*Exercise directions*. For each line below that holds the word "caption", make a copy.
The data START
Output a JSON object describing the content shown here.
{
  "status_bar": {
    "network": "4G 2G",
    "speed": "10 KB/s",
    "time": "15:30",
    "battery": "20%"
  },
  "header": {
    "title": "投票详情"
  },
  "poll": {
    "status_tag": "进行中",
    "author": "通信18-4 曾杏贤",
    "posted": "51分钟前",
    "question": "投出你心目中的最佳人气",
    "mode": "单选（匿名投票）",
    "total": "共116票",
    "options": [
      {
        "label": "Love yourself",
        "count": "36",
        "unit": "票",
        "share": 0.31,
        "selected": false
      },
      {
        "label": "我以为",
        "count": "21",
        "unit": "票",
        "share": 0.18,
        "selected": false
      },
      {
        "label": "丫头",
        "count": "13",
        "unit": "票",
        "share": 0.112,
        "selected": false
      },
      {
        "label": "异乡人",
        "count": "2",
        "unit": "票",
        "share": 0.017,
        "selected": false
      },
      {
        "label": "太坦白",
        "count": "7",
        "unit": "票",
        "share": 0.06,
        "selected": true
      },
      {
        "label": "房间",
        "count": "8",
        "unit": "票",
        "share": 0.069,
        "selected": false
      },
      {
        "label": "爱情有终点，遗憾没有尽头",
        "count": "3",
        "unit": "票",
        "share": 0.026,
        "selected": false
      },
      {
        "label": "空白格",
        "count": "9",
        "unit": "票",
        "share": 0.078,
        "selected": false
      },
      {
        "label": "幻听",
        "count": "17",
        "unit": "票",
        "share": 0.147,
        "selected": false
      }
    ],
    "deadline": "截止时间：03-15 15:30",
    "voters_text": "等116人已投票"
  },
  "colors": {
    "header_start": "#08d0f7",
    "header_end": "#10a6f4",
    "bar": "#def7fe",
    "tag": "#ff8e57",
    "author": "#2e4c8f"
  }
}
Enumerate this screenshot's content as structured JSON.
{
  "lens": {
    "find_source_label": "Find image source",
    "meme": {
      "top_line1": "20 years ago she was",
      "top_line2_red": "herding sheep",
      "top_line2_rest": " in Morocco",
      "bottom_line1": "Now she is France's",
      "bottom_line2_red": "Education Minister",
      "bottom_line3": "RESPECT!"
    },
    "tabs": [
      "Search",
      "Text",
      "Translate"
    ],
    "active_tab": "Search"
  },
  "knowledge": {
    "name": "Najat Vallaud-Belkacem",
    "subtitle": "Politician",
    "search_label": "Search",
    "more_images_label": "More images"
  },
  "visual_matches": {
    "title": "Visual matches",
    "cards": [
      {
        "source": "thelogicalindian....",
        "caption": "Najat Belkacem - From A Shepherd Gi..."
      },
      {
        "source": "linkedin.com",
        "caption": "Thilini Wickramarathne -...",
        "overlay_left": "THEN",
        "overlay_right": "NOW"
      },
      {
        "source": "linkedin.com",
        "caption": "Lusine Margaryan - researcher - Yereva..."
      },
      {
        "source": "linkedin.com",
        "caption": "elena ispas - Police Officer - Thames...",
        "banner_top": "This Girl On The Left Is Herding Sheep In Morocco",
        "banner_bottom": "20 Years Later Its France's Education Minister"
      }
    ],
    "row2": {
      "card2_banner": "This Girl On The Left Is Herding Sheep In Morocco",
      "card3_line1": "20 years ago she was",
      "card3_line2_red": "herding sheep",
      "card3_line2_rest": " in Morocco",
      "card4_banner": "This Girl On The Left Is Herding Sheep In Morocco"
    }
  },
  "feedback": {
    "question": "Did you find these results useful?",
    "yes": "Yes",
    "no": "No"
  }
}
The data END
*Answer to this task*.
        "caption": "Najat Belkacem - From A Shepherd Gi..."
        "caption": "Thilini Wickramarathne -...",
        "caption": "Lusine Margaryan - researcher - Yereva..."
        "caption": "elena ispas - Police Officer - Thames...",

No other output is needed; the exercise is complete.